START Data for review

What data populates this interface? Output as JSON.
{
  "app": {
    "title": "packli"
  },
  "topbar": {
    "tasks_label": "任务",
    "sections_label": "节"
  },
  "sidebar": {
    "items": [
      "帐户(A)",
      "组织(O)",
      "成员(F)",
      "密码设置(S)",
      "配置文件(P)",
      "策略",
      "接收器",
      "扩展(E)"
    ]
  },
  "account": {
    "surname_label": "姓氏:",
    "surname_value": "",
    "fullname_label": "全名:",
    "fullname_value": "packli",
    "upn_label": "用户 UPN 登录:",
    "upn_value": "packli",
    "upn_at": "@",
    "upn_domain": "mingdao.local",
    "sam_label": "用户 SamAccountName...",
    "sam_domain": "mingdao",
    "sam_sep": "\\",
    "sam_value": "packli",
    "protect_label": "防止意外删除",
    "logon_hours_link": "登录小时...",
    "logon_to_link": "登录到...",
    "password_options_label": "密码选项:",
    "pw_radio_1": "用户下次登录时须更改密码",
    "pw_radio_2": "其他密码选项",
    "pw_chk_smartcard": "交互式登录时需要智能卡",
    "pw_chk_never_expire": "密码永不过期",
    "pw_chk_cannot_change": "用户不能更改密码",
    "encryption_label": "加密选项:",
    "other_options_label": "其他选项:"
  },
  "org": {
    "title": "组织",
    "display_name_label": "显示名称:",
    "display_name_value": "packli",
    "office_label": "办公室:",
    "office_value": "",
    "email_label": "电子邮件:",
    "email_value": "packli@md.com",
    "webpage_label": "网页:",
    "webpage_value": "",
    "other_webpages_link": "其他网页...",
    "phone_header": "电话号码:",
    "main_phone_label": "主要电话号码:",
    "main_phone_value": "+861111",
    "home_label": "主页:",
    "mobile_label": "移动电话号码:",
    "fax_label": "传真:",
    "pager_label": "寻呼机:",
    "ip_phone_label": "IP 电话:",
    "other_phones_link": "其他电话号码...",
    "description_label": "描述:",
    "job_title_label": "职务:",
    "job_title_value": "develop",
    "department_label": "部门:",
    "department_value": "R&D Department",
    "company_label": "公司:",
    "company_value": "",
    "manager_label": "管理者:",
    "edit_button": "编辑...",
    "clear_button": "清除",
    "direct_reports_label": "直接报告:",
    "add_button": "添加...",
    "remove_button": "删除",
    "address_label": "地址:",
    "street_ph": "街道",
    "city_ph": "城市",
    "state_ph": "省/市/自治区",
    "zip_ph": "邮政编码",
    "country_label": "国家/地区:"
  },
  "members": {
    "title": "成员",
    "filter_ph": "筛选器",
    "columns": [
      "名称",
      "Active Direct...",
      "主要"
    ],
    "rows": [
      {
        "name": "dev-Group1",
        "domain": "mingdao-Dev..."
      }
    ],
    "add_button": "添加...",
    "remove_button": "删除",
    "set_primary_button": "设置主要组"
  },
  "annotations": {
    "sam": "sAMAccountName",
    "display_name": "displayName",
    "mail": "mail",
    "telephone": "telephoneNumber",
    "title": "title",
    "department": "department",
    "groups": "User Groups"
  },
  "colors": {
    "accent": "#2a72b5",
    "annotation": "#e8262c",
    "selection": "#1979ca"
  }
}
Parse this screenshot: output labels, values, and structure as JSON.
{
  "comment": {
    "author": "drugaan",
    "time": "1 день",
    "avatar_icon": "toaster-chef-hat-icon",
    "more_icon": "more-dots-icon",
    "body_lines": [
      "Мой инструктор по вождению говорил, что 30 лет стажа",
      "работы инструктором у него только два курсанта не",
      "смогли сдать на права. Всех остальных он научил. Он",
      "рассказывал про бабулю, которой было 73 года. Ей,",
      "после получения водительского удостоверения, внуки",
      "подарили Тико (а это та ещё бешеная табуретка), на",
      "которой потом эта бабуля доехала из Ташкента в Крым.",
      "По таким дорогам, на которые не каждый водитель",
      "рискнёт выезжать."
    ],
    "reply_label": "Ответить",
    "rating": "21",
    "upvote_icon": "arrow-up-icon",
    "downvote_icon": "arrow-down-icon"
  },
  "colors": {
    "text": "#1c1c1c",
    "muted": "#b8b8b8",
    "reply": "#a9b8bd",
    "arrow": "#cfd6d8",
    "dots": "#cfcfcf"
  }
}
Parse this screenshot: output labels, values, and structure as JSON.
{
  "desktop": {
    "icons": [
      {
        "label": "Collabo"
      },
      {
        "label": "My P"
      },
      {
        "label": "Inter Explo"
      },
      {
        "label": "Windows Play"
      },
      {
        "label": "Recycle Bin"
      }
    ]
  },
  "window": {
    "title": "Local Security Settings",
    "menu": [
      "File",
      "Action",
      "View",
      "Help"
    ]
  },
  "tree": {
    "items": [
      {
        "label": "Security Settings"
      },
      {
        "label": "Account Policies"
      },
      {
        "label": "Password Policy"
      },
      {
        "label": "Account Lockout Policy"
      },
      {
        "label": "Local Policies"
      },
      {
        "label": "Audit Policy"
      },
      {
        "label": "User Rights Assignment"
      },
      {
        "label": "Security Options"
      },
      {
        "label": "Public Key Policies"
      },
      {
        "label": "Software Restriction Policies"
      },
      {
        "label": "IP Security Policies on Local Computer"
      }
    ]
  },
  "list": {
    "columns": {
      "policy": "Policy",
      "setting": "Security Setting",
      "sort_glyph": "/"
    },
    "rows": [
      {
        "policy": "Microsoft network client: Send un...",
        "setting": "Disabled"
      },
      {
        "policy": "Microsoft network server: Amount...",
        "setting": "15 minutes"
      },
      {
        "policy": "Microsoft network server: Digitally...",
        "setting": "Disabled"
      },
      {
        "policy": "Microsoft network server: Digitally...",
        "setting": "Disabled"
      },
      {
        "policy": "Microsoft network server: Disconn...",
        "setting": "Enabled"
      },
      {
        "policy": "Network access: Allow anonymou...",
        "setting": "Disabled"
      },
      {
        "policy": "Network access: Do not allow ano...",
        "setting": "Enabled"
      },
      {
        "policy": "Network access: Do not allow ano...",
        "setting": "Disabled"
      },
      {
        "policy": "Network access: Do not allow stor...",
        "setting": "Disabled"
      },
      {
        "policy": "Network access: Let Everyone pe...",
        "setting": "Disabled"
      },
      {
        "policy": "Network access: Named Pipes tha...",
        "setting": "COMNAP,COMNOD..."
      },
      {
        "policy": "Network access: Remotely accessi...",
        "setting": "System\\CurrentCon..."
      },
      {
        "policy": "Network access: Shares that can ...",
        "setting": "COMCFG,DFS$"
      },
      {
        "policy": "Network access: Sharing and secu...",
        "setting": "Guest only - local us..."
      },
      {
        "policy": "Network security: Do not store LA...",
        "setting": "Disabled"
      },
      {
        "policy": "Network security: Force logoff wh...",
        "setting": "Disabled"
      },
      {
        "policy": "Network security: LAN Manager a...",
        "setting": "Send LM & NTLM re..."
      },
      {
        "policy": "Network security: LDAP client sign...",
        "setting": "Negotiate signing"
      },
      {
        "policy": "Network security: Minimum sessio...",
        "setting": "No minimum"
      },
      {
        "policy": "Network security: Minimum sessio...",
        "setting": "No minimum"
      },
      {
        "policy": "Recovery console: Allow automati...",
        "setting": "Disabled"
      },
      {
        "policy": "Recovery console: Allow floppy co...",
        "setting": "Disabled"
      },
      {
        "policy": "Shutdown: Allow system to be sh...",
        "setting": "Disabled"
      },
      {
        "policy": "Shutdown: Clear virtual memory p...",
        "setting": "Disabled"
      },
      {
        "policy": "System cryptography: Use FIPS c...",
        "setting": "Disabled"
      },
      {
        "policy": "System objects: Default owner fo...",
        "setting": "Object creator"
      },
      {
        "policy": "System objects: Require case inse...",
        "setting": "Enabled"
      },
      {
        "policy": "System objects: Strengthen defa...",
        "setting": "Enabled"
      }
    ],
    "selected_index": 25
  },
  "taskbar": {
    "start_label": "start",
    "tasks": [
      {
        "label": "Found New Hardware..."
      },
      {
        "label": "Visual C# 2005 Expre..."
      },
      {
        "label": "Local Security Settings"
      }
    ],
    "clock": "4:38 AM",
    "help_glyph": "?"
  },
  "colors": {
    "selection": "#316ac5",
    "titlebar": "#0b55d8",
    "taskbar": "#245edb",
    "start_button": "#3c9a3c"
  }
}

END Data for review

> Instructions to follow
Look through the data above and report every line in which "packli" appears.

> Answer below
    "title": "packli"
    "fullname_value": "packli",
    "upn_value": "packli",
    "sam_value": "packli",
    "display_name_value": "packli",
    "email_value": "packli@md.com",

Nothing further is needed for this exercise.